## Items from an interface collection:
<<<<

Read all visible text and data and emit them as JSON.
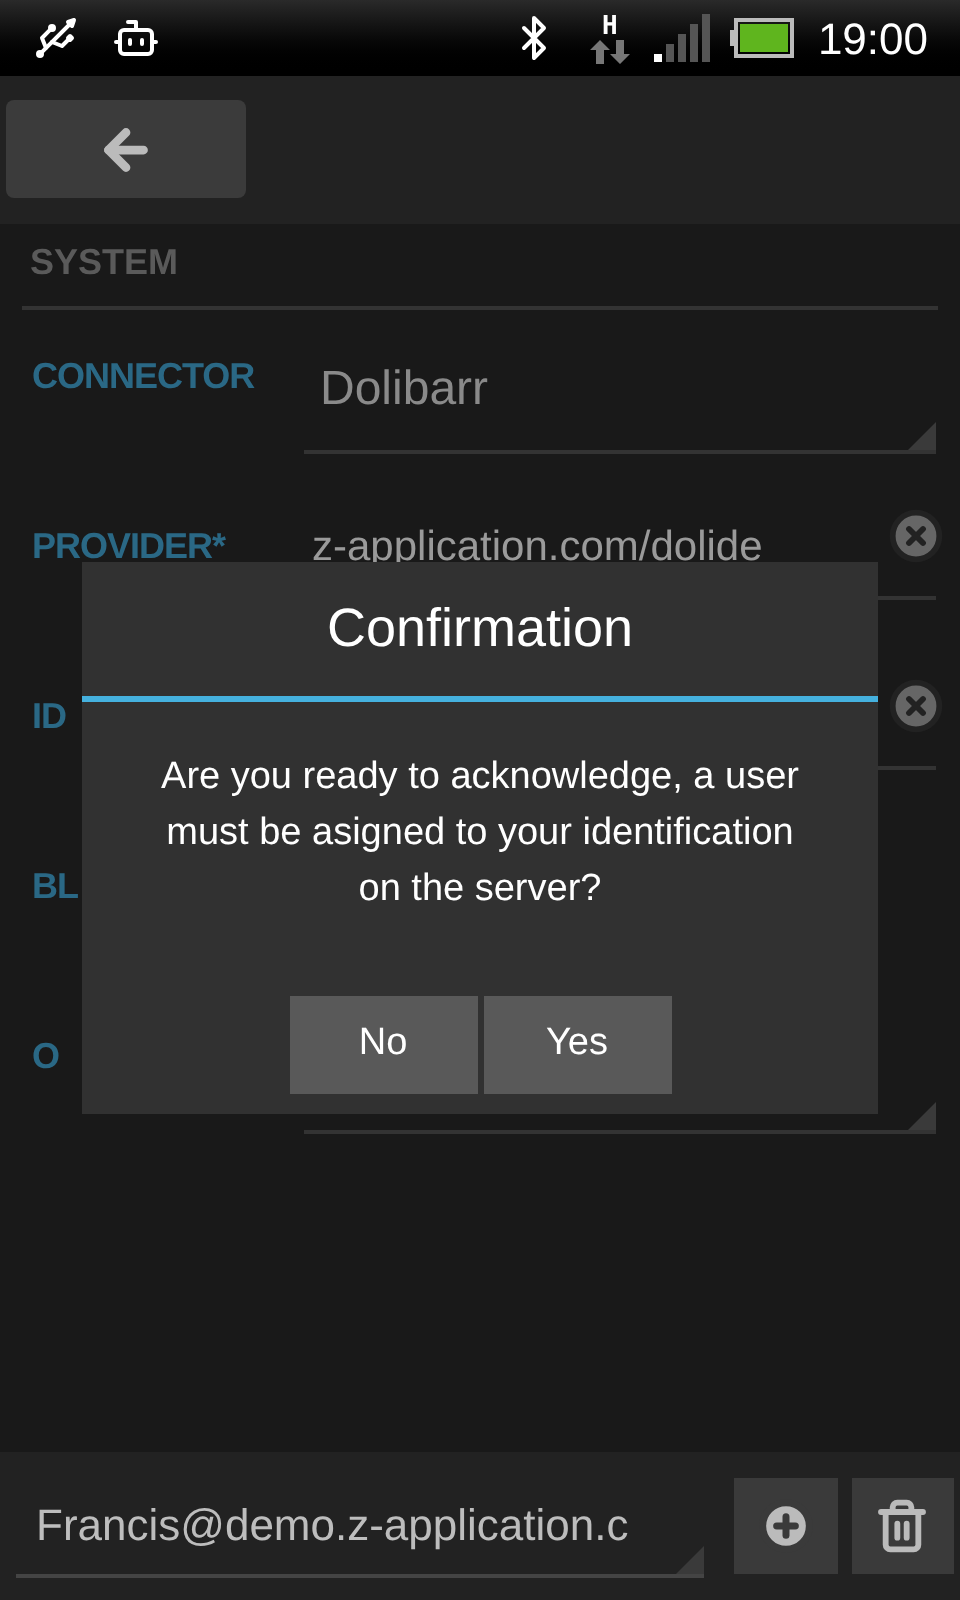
{
  "status_bar": {
    "network_type": "H",
    "time": "19:00"
  },
  "section": {
    "title": "SYSTEM"
  },
  "fields": [
    {
      "label": "CONNECTOR",
      "kind": "spinner",
      "value": "Dolibarr"
    },
    {
      "label": "PROVIDER*",
      "kind": "text",
      "value": "z-application.com/dolide"
    },
    {
      "label": "ID",
      "kind": "text"
    },
    {
      "label": "BL",
      "kind": "blank"
    },
    {
      "label": "O",
      "kind": "spinner"
    }
  ],
  "dialog": {
    "title": "Confirmation",
    "message": "Are you ready to acknowledge, a user must be asigned to your identification on the server?",
    "buttons": [
      "No",
      "Yes"
    ]
  },
  "account": {
    "value": "Francis@demo.z-application.c"
  }
}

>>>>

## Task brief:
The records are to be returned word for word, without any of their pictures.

## Result below:
Read all visible text and data and emit them as JSON.
{
  "status_bar": {
    "network_type": "H",
    "time": "19:00"
  },
  "section": {
    "title": "SYSTEM"
  },
  "fields": [
    {
      "label": "CONNECTOR",
      "kind": "spinner",
      "value": "Dolibarr"
    },
    {
      "label": "PROVIDER*",
      "kind": "text",
      "value": "z-application.com/dolide"
    },
    {
      "label": "ID",
      "kind": "text"
    },
    {
      "label": "BL",
      "kind": "blank"
    },
    {
      "label": "O",
      "kind": "spinner"
    }
  ],
  "dialog": {
    "title": "Confirmation",
    "message": "Are you ready to acknowledge, a user must be asigned to your identification on the server?",
    "buttons": [
      "No",
      "Yes"
    ]
  },
  "account": {
    "value": "Francis@demo.z-application.c"
  }
}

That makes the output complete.